Without any change, set down every record below.

-=-=-=-=-

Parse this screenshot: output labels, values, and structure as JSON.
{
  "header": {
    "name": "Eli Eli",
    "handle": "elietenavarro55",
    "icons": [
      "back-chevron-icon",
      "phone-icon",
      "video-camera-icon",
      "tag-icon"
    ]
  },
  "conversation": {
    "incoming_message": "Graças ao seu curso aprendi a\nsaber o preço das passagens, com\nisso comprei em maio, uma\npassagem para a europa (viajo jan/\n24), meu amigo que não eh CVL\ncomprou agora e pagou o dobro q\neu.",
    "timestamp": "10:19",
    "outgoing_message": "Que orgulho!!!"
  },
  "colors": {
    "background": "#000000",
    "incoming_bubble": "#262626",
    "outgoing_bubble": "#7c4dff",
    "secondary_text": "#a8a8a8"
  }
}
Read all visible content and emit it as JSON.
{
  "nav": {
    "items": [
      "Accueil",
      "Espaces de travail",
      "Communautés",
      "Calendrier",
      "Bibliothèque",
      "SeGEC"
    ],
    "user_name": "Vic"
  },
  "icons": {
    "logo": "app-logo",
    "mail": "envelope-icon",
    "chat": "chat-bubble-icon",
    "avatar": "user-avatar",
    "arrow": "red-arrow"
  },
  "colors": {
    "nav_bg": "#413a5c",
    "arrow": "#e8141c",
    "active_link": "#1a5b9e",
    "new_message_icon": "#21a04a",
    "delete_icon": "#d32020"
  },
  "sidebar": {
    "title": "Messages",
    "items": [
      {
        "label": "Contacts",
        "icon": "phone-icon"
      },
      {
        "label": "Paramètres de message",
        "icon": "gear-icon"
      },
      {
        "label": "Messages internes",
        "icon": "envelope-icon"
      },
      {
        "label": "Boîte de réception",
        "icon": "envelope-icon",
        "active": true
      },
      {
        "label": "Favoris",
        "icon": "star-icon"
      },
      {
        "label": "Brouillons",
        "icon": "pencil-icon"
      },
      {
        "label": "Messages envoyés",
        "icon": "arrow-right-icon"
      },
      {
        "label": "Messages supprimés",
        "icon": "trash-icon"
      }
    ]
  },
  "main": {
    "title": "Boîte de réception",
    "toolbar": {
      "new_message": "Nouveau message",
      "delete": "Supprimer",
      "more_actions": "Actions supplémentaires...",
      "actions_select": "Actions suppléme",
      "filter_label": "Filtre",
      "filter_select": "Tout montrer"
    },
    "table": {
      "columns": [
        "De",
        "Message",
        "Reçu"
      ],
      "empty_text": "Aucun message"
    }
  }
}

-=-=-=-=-

- [Reply]
Parse this screenshot: output labels, values, and structure as JSON.
{
  "header": {
    "name": "Eli Eli",
    "handle": "elietenavarro55",
    "icons": [
      "back-chevron-icon",
      "phone-icon",
      "video-camera-icon",
      "tag-icon"
    ]
  },
  "conversation": {
    "incoming_message": "Graças ao seu curso aprendi a\nsaber o preço das passagens, com\nisso comprei em maio, uma\npassagem para a europa (viajo jan/\n24), meu amigo que não eh CVL\ncomprou agora e pagou o dobro q\neu.",
    "timestamp": "10:19",
    "outgoing_message": "Que orgulho!!!"
  },
  "colors": {
    "background": "#000000",
    "incoming_bubble": "#262626",
    "outgoing_bubble": "#7c4dff",
    "secondary_text": "#a8a8a8"
  }
}
Read all visible content and emit it as JSON.
{
  "nav": {
    "items": [
      "Accueil",
      "Espaces de travail",
      "Communautés",
      "Calendrier",
      "Bibliothèque",
      "SeGEC"
    ],
    "user_name": "Vic"
  },
  "icons": {
    "logo": "app-logo",
    "mail": "envelope-icon",
    "chat": "chat-bubble-icon",
    "avatar": "user-avatar",
    "arrow": "red-arrow"
  },
  "colors": {
    "nav_bg": "#413a5c",
    "arrow": "#e8141c",
    "active_link": "#1a5b9e",
    "new_message_icon": "#21a04a",
    "delete_icon": "#d32020"
  },
  "sidebar": {
    "title": "Messages",
    "items": [
      {
        "label": "Contacts",
        "icon": "phone-icon"
      },
      {
        "label": "Paramètres de message",
        "icon": "gear-icon"
      },
      {
        "label": "Messages internes",
        "icon": "envelope-icon"
      },
      {
        "label": "Boîte de réception",
        "icon": "envelope-icon",
        "active": true
      },
      {
        "label": "Favoris",
        "icon": "star-icon"
      },
      {
        "label": "Brouillons",
        "icon": "pencil-icon"
      },
      {
        "label": "Messages envoyés",
        "icon": "arrow-right-icon"
      },
      {
        "label": "Messages supprimés",
        "icon": "trash-icon"
      }
    ]
  },
  "main": {
    "title": "Boîte de réception",
    "toolbar": {
      "new_message": "Nouveau message",
      "delete": "Supprimer",
      "more_actions": "Actions supplémentaires...",
      "actions_select": "Actions suppléme",
      "filter_label": "Filtre",
      "filter_select": "Tout montrer"
    },
    "table": {
      "columns": [
        "De",
        "Message",
        "Reçu"
      ],
      "empty_text": "Aucun message"
    }
  }
}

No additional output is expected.